“This hasn’t changed anything,” said Mr Adams, 58. “It has just confirmed what we already suspected.”
In 1991, his 15-year-old son Rolan, was killed by a gang of 15 youths in south-east London, a few miles away from and two years after the murder of Stephen Lawrence. From the beginning, the family felt neglected by police, prosecutors and the media as they sought answers to what had happened.
The Thamesmead estate in south-east London where Rolan was murdered was a hotbed of racist activity. The family was sent sympathy cards, one with the message: “Glad a nigger is dead”. When another teenager, Rohit Duggal, 15, was stabbed to death by a white youth the following year in the same area, graffiti appeared saying “2-0”, a message that was clear to the black community, said Mr Adams.
“The police used their energies on making it worse for the victims, rather than supporting us or keeping us safe,” said Mr Adams. “The backdrop was of rising racial attacks and murders, but there were increasing arrests and convictions of young black men. It was really, really frightening for parents, and to think we were the ones who were subjected to undercover work.”
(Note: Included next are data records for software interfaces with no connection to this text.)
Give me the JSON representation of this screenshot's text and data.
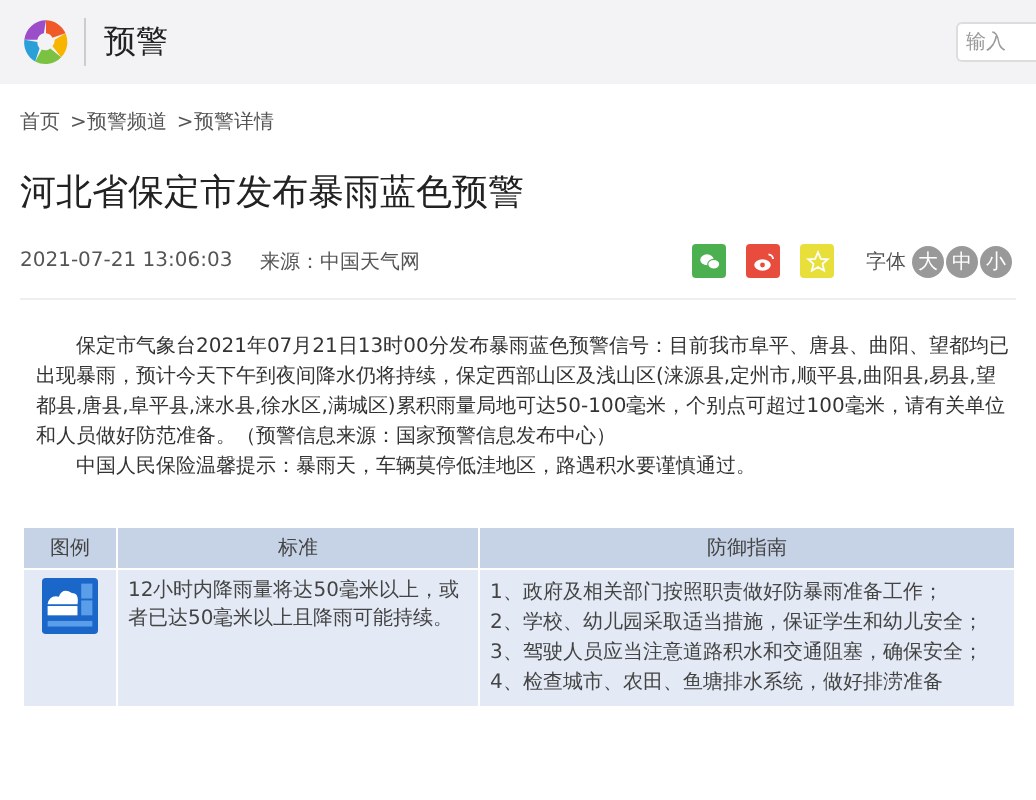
{
  "header": {
    "title": "预警",
    "search": {
      "placeholder": "输入"
    }
  },
  "breadcrumb": [
    "首页",
    ">预警频道",
    ">预警详情"
  ],
  "article": {
    "title": "河北省保定市发布暴雨蓝色预警",
    "date": "2021-07-21 13:06:03",
    "source_label": "来源：",
    "source": "中国天气网",
    "font_label": "字体",
    "font_sizes": [
      {
        "label": "大",
        "selected": false
      },
      {
        "label": "中",
        "selected": false
      },
      {
        "label": "小",
        "selected": false
      }
    ],
    "paragraphs": [
      "保定市气象台2021年07月21日13时00分发布暴雨蓝色预警信号：目前我市阜平、唐县、曲阳、望都均已出现暴雨，预计今天下午到夜间降水仍将持续，保定西部山区及浅山区(涞源县,定州市,顺平县,曲阳县,易县,望都县,唐县,阜平县,涞水县,徐水区,满城区)累积雨量局地可达50-100毫米，个别点可超过100毫米，请有关单位和人员做好防范准备。（预警信息来源：国家预警信息发布中心）",
      "中国人民保险温馨提示：暴雨天，车辆莫停低洼地区，路遇积水要谨慎通过。"
    ]
  },
  "table": {
    "columns": [
      "图例",
      "标准",
      "防御指南"
    ],
    "rows": [
      {
        "standard": "12小时内降雨量将达50毫米以上，或者已达50毫米以上且降雨可能持续。",
        "guide": [
          "1、政府及相关部门按照职责做好防暴雨准备工作；",
          "2、学校、幼儿园采取适当措施，保证学生和幼儿安全；",
          "3、驾驶人员应当注意道路积水和交通阻塞，确保安全；",
          "4、检查城市、农田、鱼塘排水系统，做好排涝准备"
        ]
      }
    ]
  }
}
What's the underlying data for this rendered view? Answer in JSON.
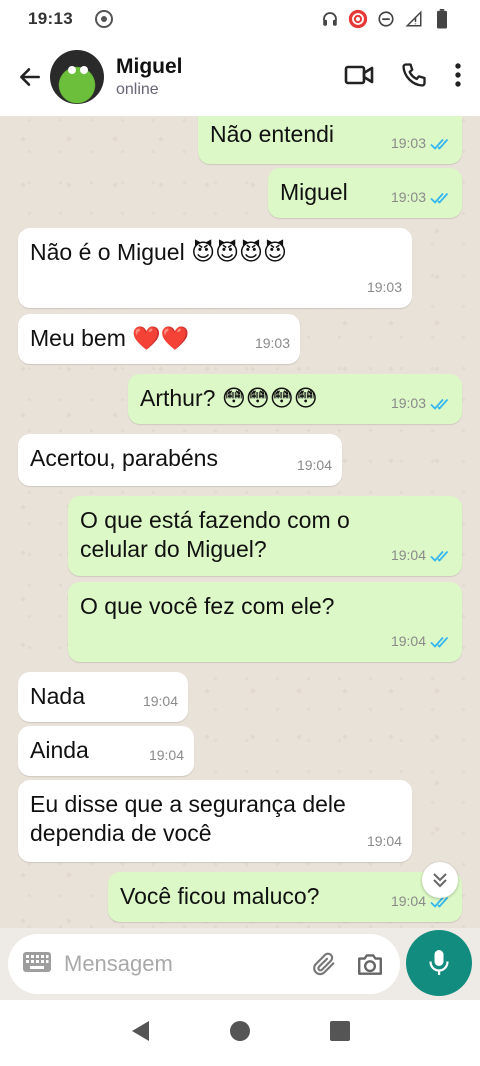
{
  "status_bar": {
    "time": "19:13"
  },
  "header": {
    "contact_name": "Miguel",
    "contact_status": "online"
  },
  "messages": [
    {
      "dir": "out",
      "text": "Não entendi",
      "time": "19:03"
    },
    {
      "dir": "out",
      "text": "Miguel",
      "time": "19:03"
    },
    {
      "dir": "in",
      "text": "Não é o Miguel 😈😈😈😈",
      "time": "19:03"
    },
    {
      "dir": "in",
      "text": "Meu bem ❤️❤️",
      "time": "19:03"
    },
    {
      "dir": "out",
      "text": "Arthur? 😳😳😳😳",
      "time": "19:03"
    },
    {
      "dir": "in",
      "text": "Acertou, parabéns",
      "time": "19:04"
    },
    {
      "dir": "out",
      "text": "O que está fazendo com o\ncelular do Miguel?",
      "time": "19:04"
    },
    {
      "dir": "out",
      "text": "O que você fez com ele?",
      "time": "19:04"
    },
    {
      "dir": "in",
      "text": "Nada",
      "time": "19:04"
    },
    {
      "dir": "in",
      "text": "Ainda",
      "time": "19:04"
    },
    {
      "dir": "in",
      "text": "Eu disse que a segurança dele\ndependia de você",
      "time": "19:04"
    },
    {
      "dir": "out",
      "text": "Você ficou maluco?",
      "time": "19:04"
    }
  ],
  "composer": {
    "placeholder": "Mensagem"
  },
  "colors": {
    "outgoing_bubble": "#dcf8c6",
    "incoming_bubble": "#ffffff",
    "read_ticks": "#34b7f1",
    "mic_button": "#128c7e"
  }
}
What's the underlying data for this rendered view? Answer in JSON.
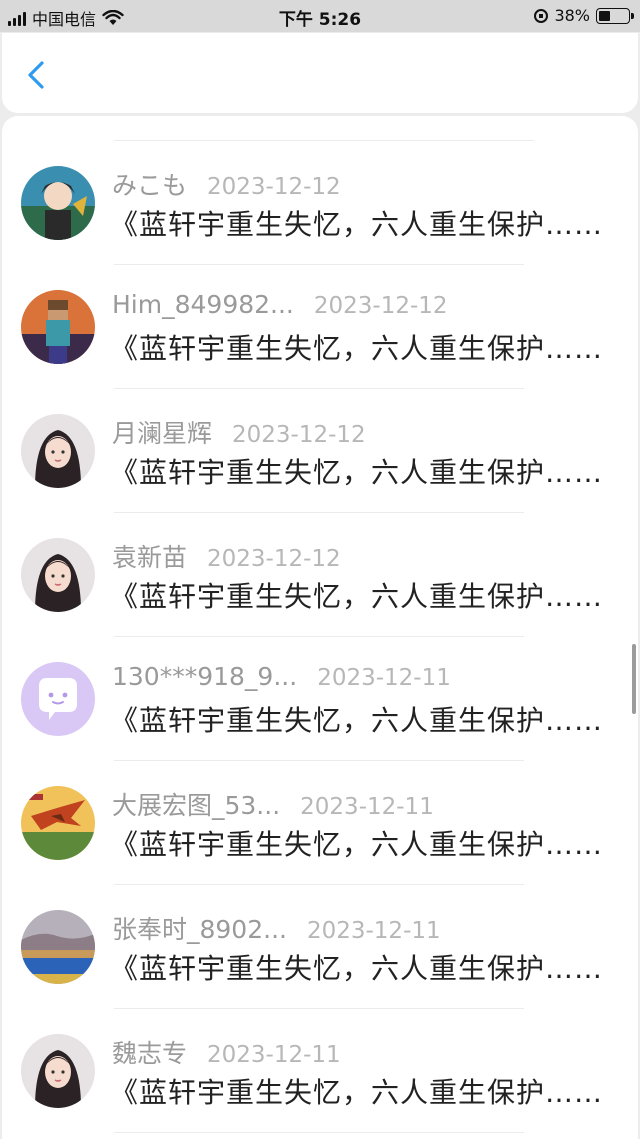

Only one man was convicted of murder for the attack on Rolan and his younger brother Nathan, who escaped with his life. Mark Thornburrow was jailed for a minimum of 10 years. Four others were given community service for violent disorder. Mr Adams said there was unwillingness by police and prosecutors to go after anyone else for the killing.
Mr Adams put his energies making banners and travelling the country to support other black families who had faced similar problems. He believed that the liaison officer assigned to the family was passing back information on their activities.